Many people decide to leave money to a charity of their choice in their Will. Some people do this to cut down on their inheritance tax liability, so that the amount of tax paid on the rest of their estate is diminished, while others want to leave money to a cause they are passionate about.
There is a common misconception that estate planning and Will writing are the same. This is incorrect – Will writing is an important part of planning someone's estate and dictates the beneficiaries of an estate, but the planning process goes a lot further than this. Estate planning goes much further in terms of clarifying a person's wishes regarding their finances, planning for care costs, and more. This guide will cover some of the differences between Will writing and estate planning and the importance of the two so that you can make the right decisions for you or your loved one's future.
If you are buying or selling a flat, you might need to deal with a new health and safety aspect of the transaction – the EWS1. This form is the result of guidance issued by the UK Government concerning cladding on residential apartment buildings after the devastating fire at Grenfell Tower in June 2017. Although the guidance applies to England and Wales, the Scottish Government is currently referencing it until separate guidance for Scotland is published in Autumn 2020.
Estate planning allows you to get ahead of your future and ensure all the appropriate documentation that divides your estate is in line with your wishes. Having a well-thought out plan will not only protect you should you lose mental capacity, but it will also support your family and causes close to your heart on your death.
Making decisions is part of everyday life; from where we go when we step out the front door to who comes to visit us in our homes. You rarely consider a time where these choices will be made for you, and yet, the measures implemented as a result of the coronavirus (COVID-19) crisis have left us all incapable of planning our next move.
According to the Law Society, the number of people looking to write new Wills in the UK has risen by at least 30 per cent following the outbreak of coronavirus. Nevertheless, the process of creating and amending Wills relies heavily on face-to-face interaction, which makes the government measures to stay at home and self-isolate more challenging.
We as a nation have entered into uncharted territory as a result of the current coronavirus (COVID-19) pandemic. With our daily office trips and weekend activities stripped from our usual routine, we have been put in a state of unease about what we can and cannot do.

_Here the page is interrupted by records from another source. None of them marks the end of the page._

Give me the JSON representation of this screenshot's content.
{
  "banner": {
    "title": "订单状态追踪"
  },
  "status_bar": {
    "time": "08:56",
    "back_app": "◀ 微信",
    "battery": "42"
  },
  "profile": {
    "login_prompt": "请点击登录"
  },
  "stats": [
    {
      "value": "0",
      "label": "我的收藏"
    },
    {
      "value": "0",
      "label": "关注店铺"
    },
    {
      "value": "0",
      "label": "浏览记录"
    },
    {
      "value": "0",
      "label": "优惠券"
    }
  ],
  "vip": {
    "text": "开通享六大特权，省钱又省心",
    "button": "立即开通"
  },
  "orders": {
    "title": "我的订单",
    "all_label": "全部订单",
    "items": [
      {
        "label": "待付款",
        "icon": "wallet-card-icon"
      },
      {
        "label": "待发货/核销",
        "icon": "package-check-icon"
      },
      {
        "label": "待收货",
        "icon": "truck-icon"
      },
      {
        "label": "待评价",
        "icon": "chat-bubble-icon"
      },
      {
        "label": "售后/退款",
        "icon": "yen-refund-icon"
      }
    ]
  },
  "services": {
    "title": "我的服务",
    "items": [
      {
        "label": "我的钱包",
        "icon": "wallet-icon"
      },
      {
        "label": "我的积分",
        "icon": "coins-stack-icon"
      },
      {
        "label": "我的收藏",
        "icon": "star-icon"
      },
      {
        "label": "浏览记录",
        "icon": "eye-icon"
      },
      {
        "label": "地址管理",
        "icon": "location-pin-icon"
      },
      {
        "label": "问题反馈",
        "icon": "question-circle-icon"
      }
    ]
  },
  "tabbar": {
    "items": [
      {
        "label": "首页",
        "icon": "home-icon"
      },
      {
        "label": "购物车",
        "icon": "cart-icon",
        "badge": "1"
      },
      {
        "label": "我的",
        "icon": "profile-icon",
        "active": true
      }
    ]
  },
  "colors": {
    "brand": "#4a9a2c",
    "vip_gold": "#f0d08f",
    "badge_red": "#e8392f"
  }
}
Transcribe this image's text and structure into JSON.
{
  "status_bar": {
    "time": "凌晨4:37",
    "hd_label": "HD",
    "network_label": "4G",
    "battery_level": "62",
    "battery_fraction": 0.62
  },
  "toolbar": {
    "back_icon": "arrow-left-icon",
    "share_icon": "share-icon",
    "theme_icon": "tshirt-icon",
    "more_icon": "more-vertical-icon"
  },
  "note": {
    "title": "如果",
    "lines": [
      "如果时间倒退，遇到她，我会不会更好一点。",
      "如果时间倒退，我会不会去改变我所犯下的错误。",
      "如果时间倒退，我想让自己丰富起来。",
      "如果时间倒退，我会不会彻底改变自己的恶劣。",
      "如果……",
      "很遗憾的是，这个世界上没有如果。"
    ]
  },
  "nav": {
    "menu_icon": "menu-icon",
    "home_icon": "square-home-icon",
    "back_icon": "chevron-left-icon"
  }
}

Last month, government guidelines were announced to control the spread of coronavirus (COVID-19) in the UK. As of the 23 March, the public has been told to stay at home apart from necessary food shopping, one form of exercise a day, and work for those listed as ‘key workers’. Part of the restrictions also included not meeting family members who do not share your home.